No one likes to admit that they’ve made a mistake. From the small things to the monumental miscalculations, most people see an admission of their mistakes as displaying weakness. Setting aside the pride to admit you were wrong, however out of the comfort zone it might feel, is actually extremely beneficial for your team. 

Leaders who own their mistakes set the tone for the team

Talking openly about your errors will not encourage your team to be careless. Mistakes are natural and there’s nothing wrong with talking about them realistically! Everyone gets it wrong from time to time and your team should feel that they are in a team environment that acknowledges human errors without catastrophising them. 

Those teams who have habits of sweeping mistakes under the rug or trying to pass the buck are basing themselves on dishonesty, breeding a hostile team environment. Teams grounded in honesty, trust and a willingness to learn are those who are moving towards high performance, and it’s leaders who should be setting the example for their whole team.  

Owning mistakes makes you vulnerable 

And that’s a good thing. 

It’s hard to admit you were wrong, it exposes you and makes you feel uncomfortable. To us humans, that doesn’t come naturally but it’s an invaluable thing for you to do for your team. 

The more vulnerable you are as a leader, the more permission you give your team to be vulnerable too. If everyone in your team was too scared to fail, you’d be stuck doing the same thing over and over again for years, or even decades. That might seem like the safe thing to do but eventually, your organisation or your team won’t be growing and moving forwards. Sure, you might not be failing, but are you really succeeding? 

Brene Brown sums it up: “Vulnerability is the birthplace of innovation, creativity, and change.” 

If your team isn’t ready to be vulnerable, it’s likely they’re not ready to be a high-performing team. 

Acknowledging mistakes means learning 

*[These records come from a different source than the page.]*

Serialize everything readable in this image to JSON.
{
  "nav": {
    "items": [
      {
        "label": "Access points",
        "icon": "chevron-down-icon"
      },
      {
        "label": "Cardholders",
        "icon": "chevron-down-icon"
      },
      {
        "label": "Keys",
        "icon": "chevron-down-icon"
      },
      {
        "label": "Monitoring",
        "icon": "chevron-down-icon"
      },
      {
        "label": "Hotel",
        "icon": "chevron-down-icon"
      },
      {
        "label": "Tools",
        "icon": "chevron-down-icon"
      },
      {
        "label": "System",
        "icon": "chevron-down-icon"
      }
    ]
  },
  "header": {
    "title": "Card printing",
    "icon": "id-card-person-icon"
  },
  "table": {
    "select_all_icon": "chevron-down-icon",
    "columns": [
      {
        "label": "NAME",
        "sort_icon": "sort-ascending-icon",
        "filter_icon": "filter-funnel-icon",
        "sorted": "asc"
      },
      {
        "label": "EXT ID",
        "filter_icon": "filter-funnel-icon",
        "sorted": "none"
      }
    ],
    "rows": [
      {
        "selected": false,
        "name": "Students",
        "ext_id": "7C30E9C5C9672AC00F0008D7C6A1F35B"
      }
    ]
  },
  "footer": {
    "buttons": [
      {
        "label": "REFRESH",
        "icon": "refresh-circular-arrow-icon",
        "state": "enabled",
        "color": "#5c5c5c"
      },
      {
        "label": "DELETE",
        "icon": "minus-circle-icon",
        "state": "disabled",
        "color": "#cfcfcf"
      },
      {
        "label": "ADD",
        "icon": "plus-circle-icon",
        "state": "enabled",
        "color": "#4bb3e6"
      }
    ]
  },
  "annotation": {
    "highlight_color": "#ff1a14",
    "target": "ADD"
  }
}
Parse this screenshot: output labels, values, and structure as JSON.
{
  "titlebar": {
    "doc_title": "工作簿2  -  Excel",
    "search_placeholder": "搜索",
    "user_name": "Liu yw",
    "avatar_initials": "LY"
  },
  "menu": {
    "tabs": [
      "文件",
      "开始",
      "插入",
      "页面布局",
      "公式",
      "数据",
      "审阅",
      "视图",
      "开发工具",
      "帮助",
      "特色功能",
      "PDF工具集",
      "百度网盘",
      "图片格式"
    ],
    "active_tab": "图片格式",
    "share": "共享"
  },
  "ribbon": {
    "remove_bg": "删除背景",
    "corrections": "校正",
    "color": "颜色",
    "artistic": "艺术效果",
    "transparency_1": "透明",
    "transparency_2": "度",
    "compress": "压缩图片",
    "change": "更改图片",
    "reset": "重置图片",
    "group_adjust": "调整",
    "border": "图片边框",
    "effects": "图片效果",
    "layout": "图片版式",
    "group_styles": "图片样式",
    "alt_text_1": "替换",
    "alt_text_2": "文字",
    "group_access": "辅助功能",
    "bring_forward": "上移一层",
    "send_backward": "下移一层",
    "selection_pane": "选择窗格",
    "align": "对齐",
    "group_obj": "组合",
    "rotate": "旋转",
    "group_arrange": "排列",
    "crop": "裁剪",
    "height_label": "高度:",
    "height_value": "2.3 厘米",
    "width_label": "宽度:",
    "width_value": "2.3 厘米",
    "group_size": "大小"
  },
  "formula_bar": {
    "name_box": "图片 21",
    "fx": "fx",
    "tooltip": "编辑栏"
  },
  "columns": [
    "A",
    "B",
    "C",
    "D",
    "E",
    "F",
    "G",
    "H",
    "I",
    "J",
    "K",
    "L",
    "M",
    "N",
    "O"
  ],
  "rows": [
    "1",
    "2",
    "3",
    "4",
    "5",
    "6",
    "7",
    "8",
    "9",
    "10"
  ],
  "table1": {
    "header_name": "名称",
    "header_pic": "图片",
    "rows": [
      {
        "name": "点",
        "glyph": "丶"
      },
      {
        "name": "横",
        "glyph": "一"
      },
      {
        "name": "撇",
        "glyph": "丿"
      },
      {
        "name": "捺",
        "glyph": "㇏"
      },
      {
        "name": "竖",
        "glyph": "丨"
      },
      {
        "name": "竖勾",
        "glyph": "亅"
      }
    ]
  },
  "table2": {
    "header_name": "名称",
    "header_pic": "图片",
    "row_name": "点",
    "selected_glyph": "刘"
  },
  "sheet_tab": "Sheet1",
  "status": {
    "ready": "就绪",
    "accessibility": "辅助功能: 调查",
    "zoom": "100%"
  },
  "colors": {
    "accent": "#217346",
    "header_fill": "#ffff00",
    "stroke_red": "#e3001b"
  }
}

The first step to learning from your mistakes is acknowledging them. If you never admit anything was wrong with the way you approached a decision or a task, you’ll never be open to learning from them.

It’s always important to be analysing decisions and processes, even when they go as planned. Knowing what works, what doesn’t and what might need to be tweaked for the next time around is crucial for developing your team and driving your organisation towards success. 

Don’t be afraid to admit you were wrong this time, and use what you’ve learnt to be even better next time. 

It’s hard to own up to a mistake, misjudgement or failure. No one wants to be seen as weak, of course, but these things aren’t weaknesses. The sooner you and your team come to realise this, the sooner you’ll be a high performing team. Leaders, it’s your responsibility to lead the way in changing this attitude. 

If you’re ready to start creating a culture of vulnerability and trust in your team, People Make the Difference can help. To find out more, visit www.pmtd.com.au or call us on 0412 333 415. Try our online leadership training videos – $99 for complete access. Great value if you’re committed to growing your leadership potential.